== TASK STATEMENT ==
Each line of the listing below must be set down exactly.

━━━━━━━━━━━━━━━━━━━━━━━━━━━━━━

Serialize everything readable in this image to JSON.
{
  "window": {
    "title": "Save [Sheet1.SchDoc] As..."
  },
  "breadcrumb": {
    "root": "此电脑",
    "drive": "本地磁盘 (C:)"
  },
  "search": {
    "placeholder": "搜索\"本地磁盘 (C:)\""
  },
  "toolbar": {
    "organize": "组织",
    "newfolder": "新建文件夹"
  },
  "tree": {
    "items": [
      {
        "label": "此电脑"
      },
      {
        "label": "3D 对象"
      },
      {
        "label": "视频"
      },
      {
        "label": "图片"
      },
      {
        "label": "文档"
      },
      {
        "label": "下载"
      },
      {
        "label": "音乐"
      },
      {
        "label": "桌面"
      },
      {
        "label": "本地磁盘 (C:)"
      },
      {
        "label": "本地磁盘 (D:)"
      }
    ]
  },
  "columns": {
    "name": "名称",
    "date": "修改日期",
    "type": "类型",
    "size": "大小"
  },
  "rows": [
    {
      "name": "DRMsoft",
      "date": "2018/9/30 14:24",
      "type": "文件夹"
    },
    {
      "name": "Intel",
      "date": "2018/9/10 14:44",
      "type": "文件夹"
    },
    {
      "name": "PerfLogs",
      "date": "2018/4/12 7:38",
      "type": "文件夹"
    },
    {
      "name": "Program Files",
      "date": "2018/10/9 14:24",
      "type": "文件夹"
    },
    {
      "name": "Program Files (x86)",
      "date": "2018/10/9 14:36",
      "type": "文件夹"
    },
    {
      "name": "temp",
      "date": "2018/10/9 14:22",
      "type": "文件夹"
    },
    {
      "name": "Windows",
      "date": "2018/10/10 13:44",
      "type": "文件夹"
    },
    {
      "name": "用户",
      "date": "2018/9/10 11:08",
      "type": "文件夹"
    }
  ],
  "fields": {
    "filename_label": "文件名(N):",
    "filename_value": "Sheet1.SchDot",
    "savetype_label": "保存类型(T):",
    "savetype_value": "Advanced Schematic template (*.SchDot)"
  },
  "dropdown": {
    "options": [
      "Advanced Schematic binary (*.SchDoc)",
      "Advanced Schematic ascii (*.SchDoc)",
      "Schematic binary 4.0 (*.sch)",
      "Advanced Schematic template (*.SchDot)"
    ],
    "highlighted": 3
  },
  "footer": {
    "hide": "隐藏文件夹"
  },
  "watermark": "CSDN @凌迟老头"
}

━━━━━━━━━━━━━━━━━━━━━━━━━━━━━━

== WRITTEN REPLY ==
Serialize everything readable in this image to JSON.
{
  "window": {
    "title": "Save [Sheet1.SchDoc] As..."
  },
  "breadcrumb": {
    "root": "此电脑",
    "drive": "本地磁盘 (C:)"
  },
  "search": {
    "placeholder": "搜索\"本地磁盘 (C:)\""
  },
  "toolbar": {
    "organize": "组织",
    "newfolder": "新建文件夹"
  },
  "tree": {
    "items": [
      {
        "label": "此电脑"
      },
      {
        "label": "3D 对象"
      },
      {
        "label": "视频"
      },
      {
        "label": "图片"
      },
      {
        "label": "文档"
      },
      {
        "label": "下载"
      },
      {
        "label": "音乐"
      },
      {
        "label": "桌面"
      },
      {
        "label": "本地磁盘 (C:)"
      },
      {
        "label": "本地磁盘 (D:)"
      }
    ]
  },
  "columns": {
    "name": "名称",
    "date": "修改日期",
    "type": "类型",
    "size": "大小"
  },
  "rows": [
    {
      "name": "DRMsoft",
      "date": "2018/9/30 14:24",
      "type": "文件夹"
    },
    {
      "name": "Intel",
      "date": "2018/9/10 14:44",
      "type": "文件夹"
    },
    {
      "name": "PerfLogs",
      "date": "2018/4/12 7:38",
      "type": "文件夹"
    },
    {
      "name": "Program Files",
      "date": "2018/10/9 14:24",
      "type": "文件夹"
    },
    {
      "name": "Program Files (x86)",
      "date": "2018/10/9 14:36",
      "type": "文件夹"
    },
    {
      "name": "temp",
      "date": "2018/10/9 14:22",
      "type": "文件夹"
    },
    {
      "name": "Windows",
      "date": "2018/10/10 13:44",
      "type": "文件夹"
    },
    {
      "name": "用户",
      "date": "2018/9/10 11:08",
      "type": "文件夹"
    }
  ],
  "fields": {
    "filename_label": "文件名(N):",
    "filename_value": "Sheet1.SchDot",
    "savetype_label": "保存类型(T):",
    "savetype_value": "Advanced Schematic template (*.SchDot)"
  },
  "dropdown": {
    "options": [
      "Advanced Schematic binary (*.SchDoc)",
      "Advanced Schematic ascii (*.SchDoc)",
      "Schematic binary 4.0 (*.sch)",
      "Advanced Schematic template (*.SchDot)"
    ],
    "highlighted": 3
  },
  "footer": {
    "hide": "隐藏文件夹"
  },
  "watermark": "CSDN @凌迟老头"
}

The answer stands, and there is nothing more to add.